Source records
***

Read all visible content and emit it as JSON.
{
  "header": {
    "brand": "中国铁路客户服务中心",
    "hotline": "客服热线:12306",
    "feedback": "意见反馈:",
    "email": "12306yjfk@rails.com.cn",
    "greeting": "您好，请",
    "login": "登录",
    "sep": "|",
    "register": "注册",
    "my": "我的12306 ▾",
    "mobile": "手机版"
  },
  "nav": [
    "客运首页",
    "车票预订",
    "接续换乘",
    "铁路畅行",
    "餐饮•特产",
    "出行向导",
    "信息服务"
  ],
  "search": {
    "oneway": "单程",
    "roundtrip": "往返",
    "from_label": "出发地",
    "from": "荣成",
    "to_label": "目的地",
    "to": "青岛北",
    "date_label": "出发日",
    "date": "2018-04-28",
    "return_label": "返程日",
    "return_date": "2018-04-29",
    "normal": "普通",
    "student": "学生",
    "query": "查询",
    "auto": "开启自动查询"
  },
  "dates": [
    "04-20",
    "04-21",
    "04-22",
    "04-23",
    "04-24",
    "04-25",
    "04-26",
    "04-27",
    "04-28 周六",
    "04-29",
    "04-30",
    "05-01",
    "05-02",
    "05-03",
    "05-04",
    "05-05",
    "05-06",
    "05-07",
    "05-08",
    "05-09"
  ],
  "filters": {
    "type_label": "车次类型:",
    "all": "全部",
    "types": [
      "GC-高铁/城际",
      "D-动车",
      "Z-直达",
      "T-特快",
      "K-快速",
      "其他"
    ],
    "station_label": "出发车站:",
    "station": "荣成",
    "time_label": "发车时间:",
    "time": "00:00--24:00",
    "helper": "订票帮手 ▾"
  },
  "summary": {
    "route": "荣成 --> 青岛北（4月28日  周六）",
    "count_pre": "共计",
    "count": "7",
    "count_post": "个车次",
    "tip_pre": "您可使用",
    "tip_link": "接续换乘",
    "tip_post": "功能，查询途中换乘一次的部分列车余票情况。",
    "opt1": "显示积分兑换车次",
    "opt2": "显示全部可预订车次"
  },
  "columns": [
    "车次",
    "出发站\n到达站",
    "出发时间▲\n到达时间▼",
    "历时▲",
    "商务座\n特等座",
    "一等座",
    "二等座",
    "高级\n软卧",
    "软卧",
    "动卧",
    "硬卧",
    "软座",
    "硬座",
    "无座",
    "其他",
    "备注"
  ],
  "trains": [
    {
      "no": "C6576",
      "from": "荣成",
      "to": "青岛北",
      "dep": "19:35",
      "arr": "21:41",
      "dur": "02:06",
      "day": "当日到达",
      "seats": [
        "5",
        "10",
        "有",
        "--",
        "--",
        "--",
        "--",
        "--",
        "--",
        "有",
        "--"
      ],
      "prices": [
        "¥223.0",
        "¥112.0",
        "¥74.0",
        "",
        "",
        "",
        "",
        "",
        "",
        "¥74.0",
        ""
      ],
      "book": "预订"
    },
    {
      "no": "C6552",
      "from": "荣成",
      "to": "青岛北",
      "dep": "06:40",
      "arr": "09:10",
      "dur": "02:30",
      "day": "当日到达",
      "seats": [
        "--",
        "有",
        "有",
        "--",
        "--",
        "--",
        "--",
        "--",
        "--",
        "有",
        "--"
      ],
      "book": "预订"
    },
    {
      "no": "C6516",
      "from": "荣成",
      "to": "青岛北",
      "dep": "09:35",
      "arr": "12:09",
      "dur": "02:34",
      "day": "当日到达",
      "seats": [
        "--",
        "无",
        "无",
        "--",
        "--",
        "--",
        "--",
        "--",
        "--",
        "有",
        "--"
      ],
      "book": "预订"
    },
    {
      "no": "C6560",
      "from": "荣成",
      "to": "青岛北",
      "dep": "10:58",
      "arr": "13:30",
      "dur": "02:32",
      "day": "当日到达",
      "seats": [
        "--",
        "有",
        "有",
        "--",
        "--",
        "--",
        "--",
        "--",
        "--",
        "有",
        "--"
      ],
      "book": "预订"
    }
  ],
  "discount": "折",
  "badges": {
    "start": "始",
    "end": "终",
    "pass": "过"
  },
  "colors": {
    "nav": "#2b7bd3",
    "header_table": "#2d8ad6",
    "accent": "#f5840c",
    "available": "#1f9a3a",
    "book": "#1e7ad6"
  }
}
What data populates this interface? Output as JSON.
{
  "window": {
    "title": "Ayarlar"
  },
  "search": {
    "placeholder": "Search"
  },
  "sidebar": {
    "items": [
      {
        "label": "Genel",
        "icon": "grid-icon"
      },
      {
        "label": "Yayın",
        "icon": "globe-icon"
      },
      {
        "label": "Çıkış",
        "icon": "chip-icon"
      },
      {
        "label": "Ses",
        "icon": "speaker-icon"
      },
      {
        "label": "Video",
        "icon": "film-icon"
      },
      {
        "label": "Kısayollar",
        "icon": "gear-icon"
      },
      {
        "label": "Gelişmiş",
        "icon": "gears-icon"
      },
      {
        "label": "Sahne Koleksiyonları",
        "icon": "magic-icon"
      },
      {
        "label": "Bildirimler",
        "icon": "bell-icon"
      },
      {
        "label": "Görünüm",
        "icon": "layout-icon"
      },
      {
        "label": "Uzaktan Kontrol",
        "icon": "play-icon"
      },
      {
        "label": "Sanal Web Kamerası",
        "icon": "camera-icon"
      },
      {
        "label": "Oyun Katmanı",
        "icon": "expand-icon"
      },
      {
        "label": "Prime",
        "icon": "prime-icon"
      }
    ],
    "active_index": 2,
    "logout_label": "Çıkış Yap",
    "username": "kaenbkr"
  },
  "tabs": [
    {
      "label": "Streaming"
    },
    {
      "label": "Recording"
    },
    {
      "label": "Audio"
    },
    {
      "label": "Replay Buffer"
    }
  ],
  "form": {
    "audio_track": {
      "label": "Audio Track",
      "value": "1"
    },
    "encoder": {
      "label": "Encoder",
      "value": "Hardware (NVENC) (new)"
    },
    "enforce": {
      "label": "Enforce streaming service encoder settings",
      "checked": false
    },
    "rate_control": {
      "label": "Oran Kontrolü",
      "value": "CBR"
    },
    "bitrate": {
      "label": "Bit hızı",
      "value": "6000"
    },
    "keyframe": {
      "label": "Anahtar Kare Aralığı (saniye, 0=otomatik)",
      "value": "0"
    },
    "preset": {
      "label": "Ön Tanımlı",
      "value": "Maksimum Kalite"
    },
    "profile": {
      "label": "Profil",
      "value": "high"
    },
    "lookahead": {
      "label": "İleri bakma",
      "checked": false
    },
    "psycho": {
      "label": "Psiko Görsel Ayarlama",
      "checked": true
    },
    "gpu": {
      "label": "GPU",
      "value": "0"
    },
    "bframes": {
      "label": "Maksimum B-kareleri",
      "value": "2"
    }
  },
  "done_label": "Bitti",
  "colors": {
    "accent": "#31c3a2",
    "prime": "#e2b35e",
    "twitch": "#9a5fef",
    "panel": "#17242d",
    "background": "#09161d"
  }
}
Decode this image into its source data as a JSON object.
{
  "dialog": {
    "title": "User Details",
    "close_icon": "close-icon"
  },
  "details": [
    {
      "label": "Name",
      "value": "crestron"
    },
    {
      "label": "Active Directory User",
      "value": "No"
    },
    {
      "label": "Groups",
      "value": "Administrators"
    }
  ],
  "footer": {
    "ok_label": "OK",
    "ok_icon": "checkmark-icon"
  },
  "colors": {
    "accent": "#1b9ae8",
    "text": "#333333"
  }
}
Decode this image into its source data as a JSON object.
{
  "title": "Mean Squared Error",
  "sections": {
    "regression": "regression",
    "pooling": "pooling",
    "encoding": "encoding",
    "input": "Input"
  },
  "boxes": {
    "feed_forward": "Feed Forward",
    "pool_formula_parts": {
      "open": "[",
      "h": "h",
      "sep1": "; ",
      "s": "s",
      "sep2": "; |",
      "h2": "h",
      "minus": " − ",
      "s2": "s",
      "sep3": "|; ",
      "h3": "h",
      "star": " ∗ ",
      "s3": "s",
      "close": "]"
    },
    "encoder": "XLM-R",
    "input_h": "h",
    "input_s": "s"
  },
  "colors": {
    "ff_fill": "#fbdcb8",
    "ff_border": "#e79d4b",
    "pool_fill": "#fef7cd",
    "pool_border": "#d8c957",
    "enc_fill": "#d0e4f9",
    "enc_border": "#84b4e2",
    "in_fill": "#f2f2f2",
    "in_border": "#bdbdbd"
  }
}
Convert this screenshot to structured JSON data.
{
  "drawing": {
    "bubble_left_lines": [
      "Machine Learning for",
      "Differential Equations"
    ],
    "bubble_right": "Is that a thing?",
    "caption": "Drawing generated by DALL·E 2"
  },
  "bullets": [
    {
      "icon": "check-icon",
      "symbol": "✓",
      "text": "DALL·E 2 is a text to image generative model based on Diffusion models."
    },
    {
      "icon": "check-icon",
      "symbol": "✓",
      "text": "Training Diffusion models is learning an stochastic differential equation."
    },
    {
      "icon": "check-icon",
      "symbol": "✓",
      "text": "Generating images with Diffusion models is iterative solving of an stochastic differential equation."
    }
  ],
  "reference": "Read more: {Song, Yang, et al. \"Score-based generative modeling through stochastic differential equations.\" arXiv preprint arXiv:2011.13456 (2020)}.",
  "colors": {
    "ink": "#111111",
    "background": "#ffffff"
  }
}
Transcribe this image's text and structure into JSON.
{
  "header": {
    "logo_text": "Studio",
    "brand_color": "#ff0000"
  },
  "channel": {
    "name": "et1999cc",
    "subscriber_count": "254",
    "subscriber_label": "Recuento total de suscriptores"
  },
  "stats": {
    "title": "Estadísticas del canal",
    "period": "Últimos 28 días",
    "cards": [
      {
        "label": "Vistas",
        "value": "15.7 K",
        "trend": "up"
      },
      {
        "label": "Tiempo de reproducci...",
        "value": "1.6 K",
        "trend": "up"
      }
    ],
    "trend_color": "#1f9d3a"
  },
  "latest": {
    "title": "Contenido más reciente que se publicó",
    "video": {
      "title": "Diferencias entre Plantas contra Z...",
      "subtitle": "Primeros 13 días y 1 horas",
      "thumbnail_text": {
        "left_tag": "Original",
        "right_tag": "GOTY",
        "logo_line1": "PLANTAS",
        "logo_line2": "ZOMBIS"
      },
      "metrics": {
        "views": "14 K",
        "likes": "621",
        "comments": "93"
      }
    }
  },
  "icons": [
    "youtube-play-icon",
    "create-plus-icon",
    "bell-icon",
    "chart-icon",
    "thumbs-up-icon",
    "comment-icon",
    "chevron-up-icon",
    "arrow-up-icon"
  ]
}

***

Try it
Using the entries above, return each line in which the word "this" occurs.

Answer to the exercise
What data populates this interface? Output as JSON.
Decode this image into its source data as a JSON object.
Decode this image into its source data as a JSON object.
Convert this screenshot to structured JSON data.
Transcribe this image's text and structure into JSON.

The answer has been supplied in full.